Georgia–A Good Place To Be A Philatelist
And just what is a philatelist you may ask? Not a scientist or doctor of anything, but simply someone who studies stamps! Many Georgia people, events, and symbols have been featured on postage stamps. The man who founded Georgia, James Oglethorpe, was featured on a stamp in 1933–the bicentennial of Oglethorpe’s landing at Yamacraw Bluff to establish the colony of Georgia.
Another Georgia forefather has also been so honored–the man who helped found the University of Georgia, Abraham Baldwin, was featured on a stamp in 1985. Baldwin also played a crucial role in the Constitutional Convention.
Historical events have also been observed on postage stamps, such as Georgia’s ratification of the U.S. Constitution in 1788; this stamp was produced to mark its bicentennial.
More recent events have also been observed. During the 1920s, Franklin D. Roosevelt (an avid philatelist himself) adopted Warm Springs, Georgia as his second home. He even built a cottage there in 1932 that was dubbed the “Little White House”; he died there in April of 1945 while sitting for a portrait. Just four months after Roosevelt passed away, he and the dwelling were featured on a stamp.
Of course, Georgia is renowned as the Peach State (the peach is Georgia’s official state fruit); this was illustrated on a stamp in 1995.
Georgia has a rich literary tradition which has been reflected in stamps. Joel Chandler Harris wrote the Uncle Remus tales. Many of these stories were based upon folktales and folklore shared by local African American storytellers from Turnwold Plantation outside of Eatonton, in Putnam County, where Harris spent much of his youth. Harris was featured on a stamp in 1948.
Sidney Lanier is probably Georgia’s most famous poet; he was portrayed on a stamp in 1972.
Georgia has also been home to many famous musicians and songwriters, and some of them have been featured on stamps.
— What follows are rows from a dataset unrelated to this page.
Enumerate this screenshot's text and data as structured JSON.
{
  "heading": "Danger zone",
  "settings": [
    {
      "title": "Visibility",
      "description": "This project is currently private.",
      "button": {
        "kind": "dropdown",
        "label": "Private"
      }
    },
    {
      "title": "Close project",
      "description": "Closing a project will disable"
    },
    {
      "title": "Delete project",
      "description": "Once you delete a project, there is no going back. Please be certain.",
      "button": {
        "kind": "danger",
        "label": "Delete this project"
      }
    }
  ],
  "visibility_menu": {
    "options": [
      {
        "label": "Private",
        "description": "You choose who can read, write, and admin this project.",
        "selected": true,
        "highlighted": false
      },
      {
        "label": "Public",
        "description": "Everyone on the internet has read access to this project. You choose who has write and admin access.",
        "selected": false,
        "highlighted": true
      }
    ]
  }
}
Otis Redding sang of leaving his home in Georgia in the song “(Sittin’ On) The Dock of the Bay,” but tragically died in an airplane crash at the age of 26 (in 1968, “(Sittin’ On) The Dock of the Bay” became the first posthumous number one single in American chart history). This commemorative stamp of Otis Redding was issued on June 16, 1993.
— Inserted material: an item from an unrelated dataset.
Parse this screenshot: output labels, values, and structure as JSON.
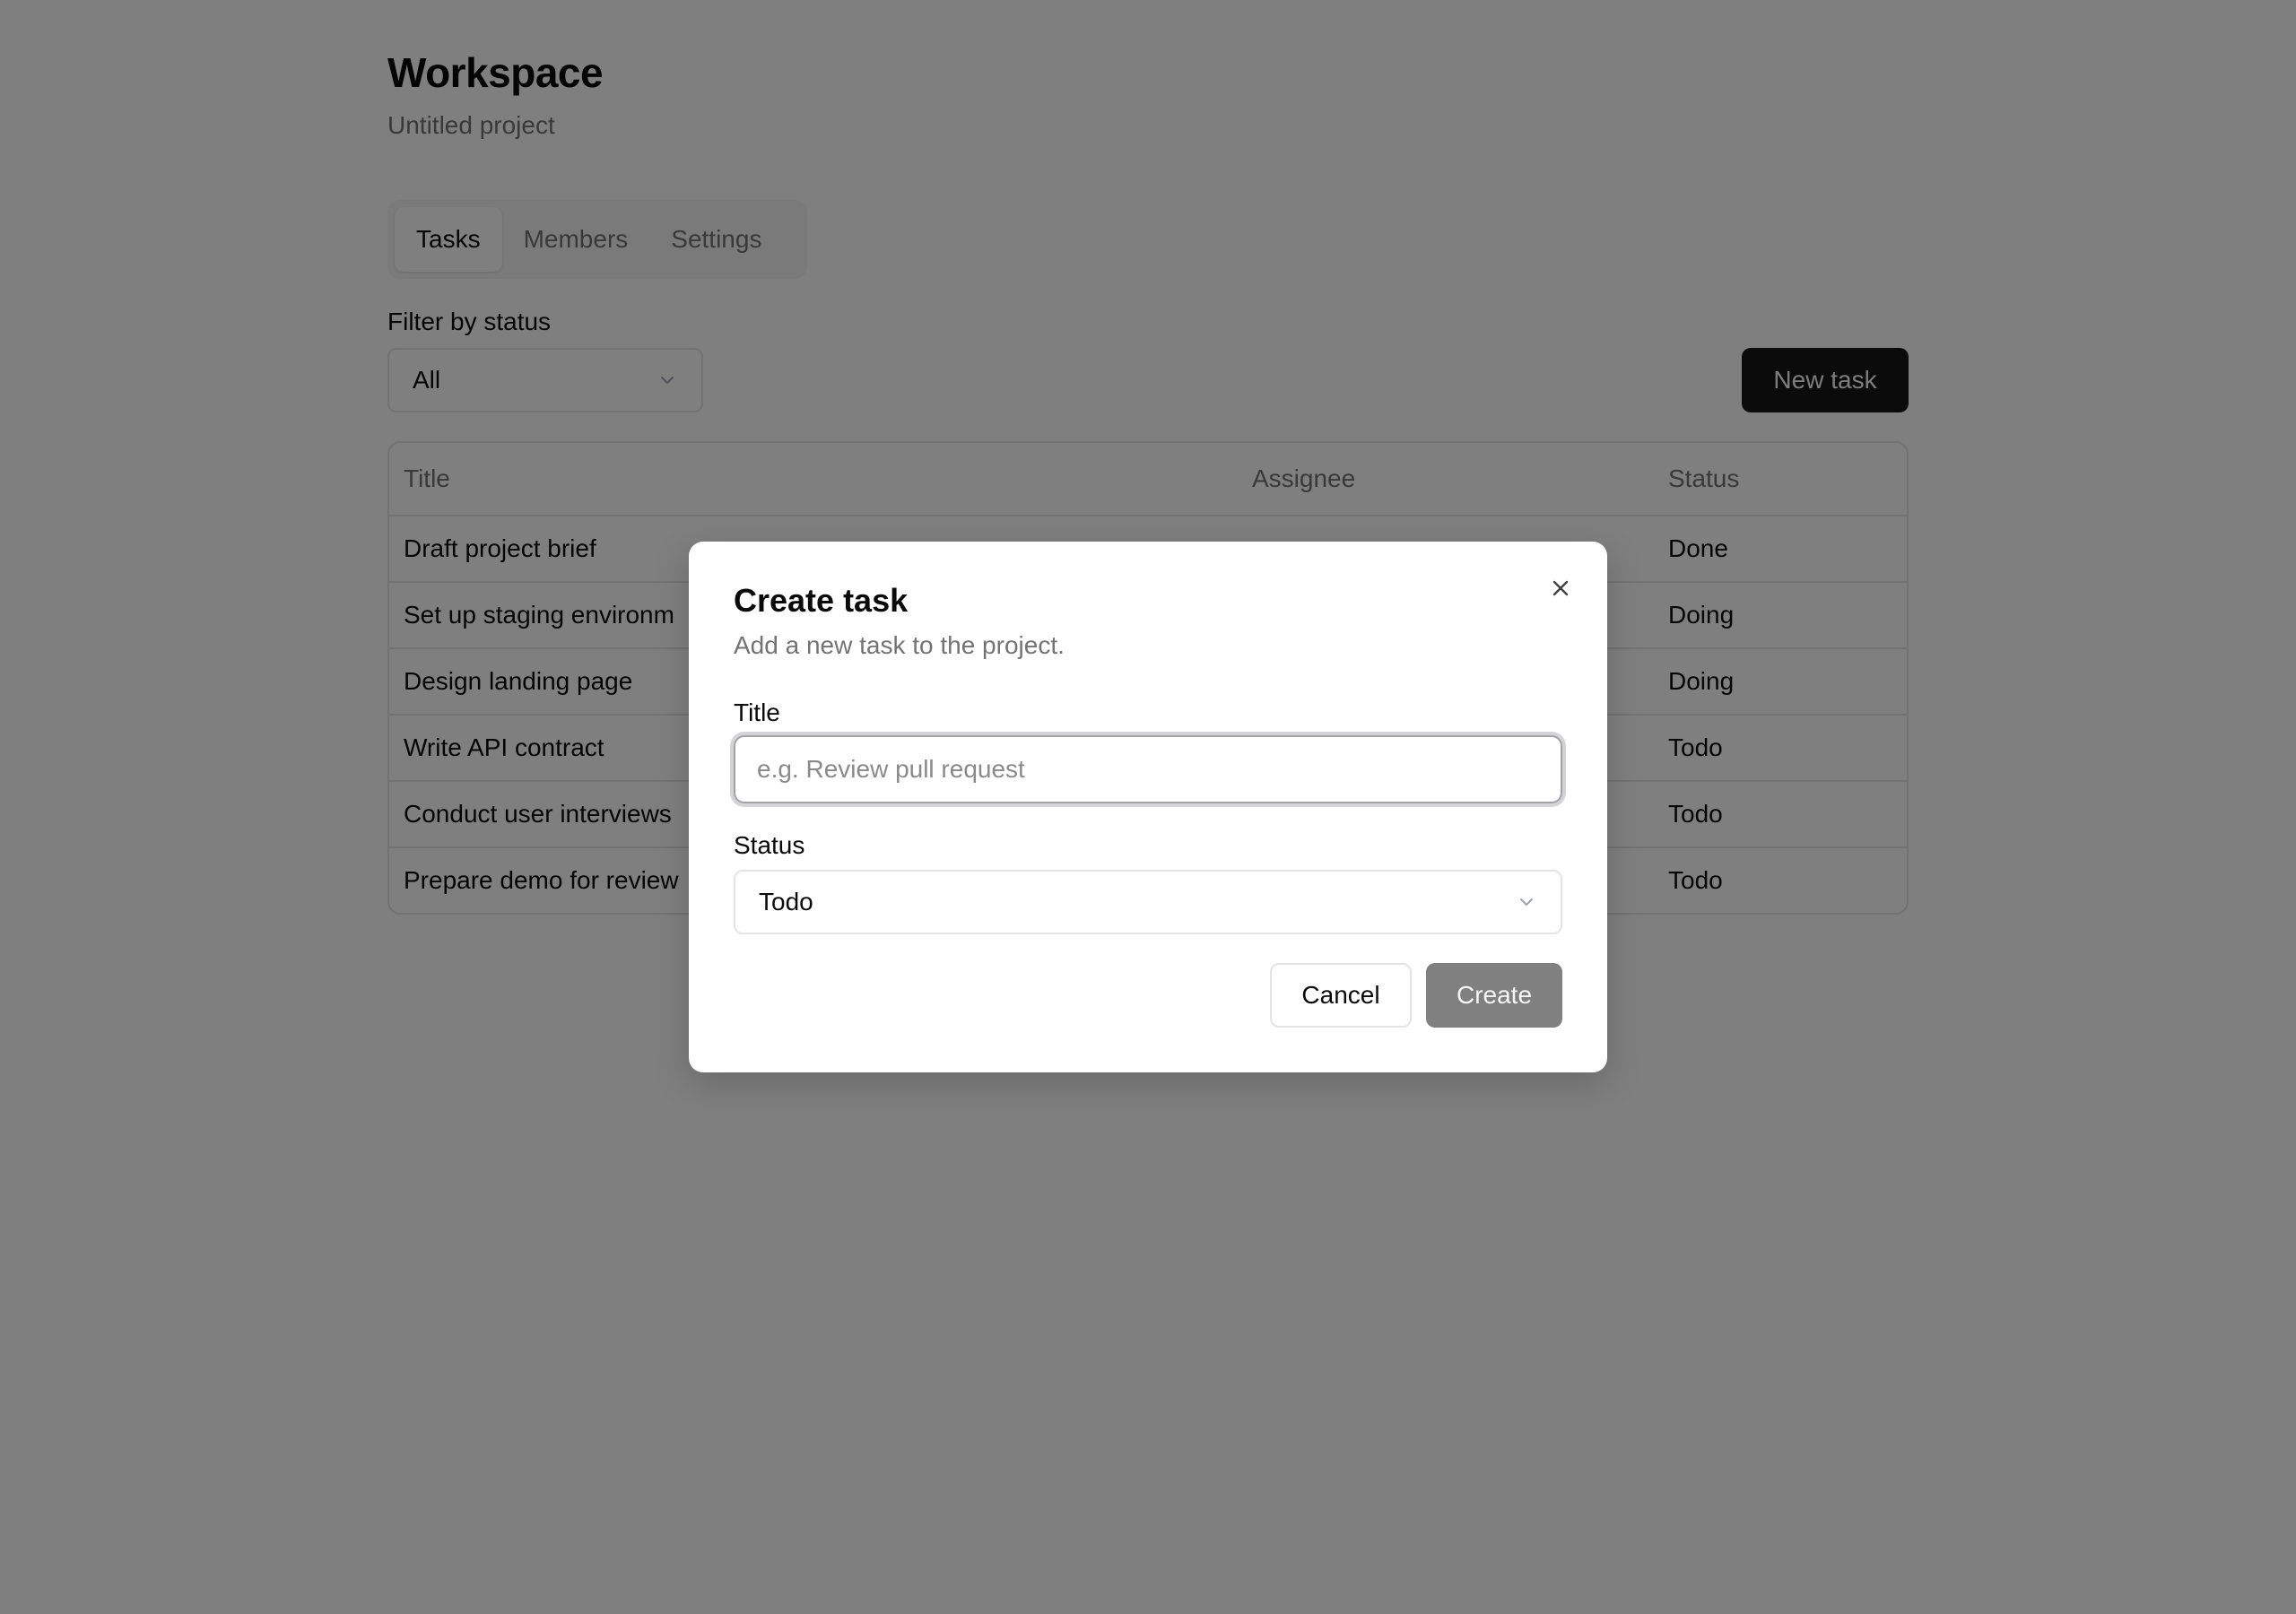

Johnny Mercer was born in Savannah and became one of the world’s best-known and most prolific songwriters; among the many hits he composed are “Moon River,””Days of Wine and Roses,” “In the Cool, Cool, Cool of the Evening,” “On the Atchison, Topeka, and the Santa Fe,” “Jeepers Creepers,” “Accentuate the Positive,” “Glow-Worm,” “Goody Goody,” and “Hooray for Hollywood.”
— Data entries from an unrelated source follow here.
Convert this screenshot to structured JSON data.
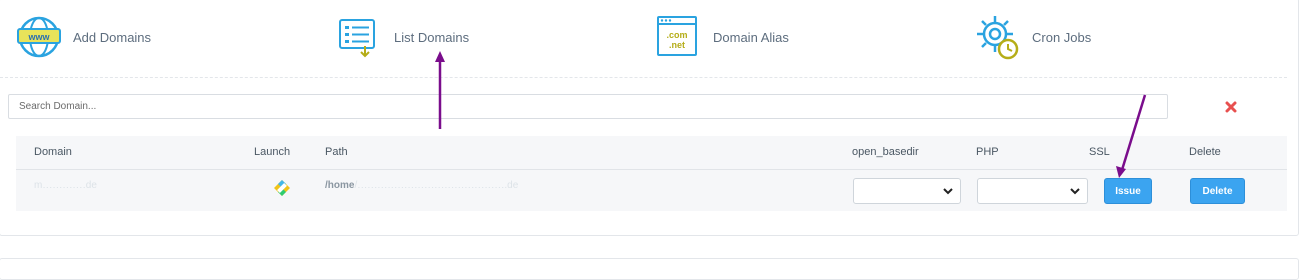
{
  "nav": {
    "items": [
      {
        "label": "Add Domains",
        "icon": "www-globe-icon"
      },
      {
        "label": "List Domains",
        "icon": "list-document-icon"
      },
      {
        "label": "Domain Alias",
        "icon": "domain-alias-icon"
      },
      {
        "label": "Cron Jobs",
        "icon": "cron-gear-clock-icon"
      }
    ],
    "alias_icon_text": {
      "line1": ".com",
      "line2": ".net"
    },
    "globe_text": "www"
  },
  "search": {
    "placeholder": "Search Domain..."
  },
  "table": {
    "columns": {
      "domain": "Domain",
      "launch": "Launch",
      "path": "Path",
      "open_basedir": "open_basedir",
      "php": "PHP",
      "ssl": "SSL",
      "delete": "Delete"
    },
    "rows": [
      {
        "domain": "m․․․․․․․․․․․․․de",
        "path_prefix": "/home",
        "path_rest": "/․․․․․․․․․․․․․․․․․․․․․․․․․․․․․․․․․․․․․․․․․․․․.de",
        "open_basedir": "",
        "php": "",
        "ssl_button": "Issue",
        "delete_button": "Delete"
      }
    ]
  },
  "colors": {
    "accent": "#3ba4f0",
    "annotation_arrow": "#7a0d8c",
    "clear_x": "#e8504f",
    "icon_blue": "#2aa3e0",
    "icon_yellow": "#c8c21c"
  }
}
Georgia has also been home to some great sportsmen, sportswomen, and sporting events. Jackie Robinson, the man who broke major league baseball’s color barrier in 1947, was born in Cairo, Georgia. He was featured on a stamp in 1982.
Atlanta and Georgia hosted the Olympic Games in their centennial year of 1996. In that same year the United States Postal Service issue a sheet of stamps commemorating this event.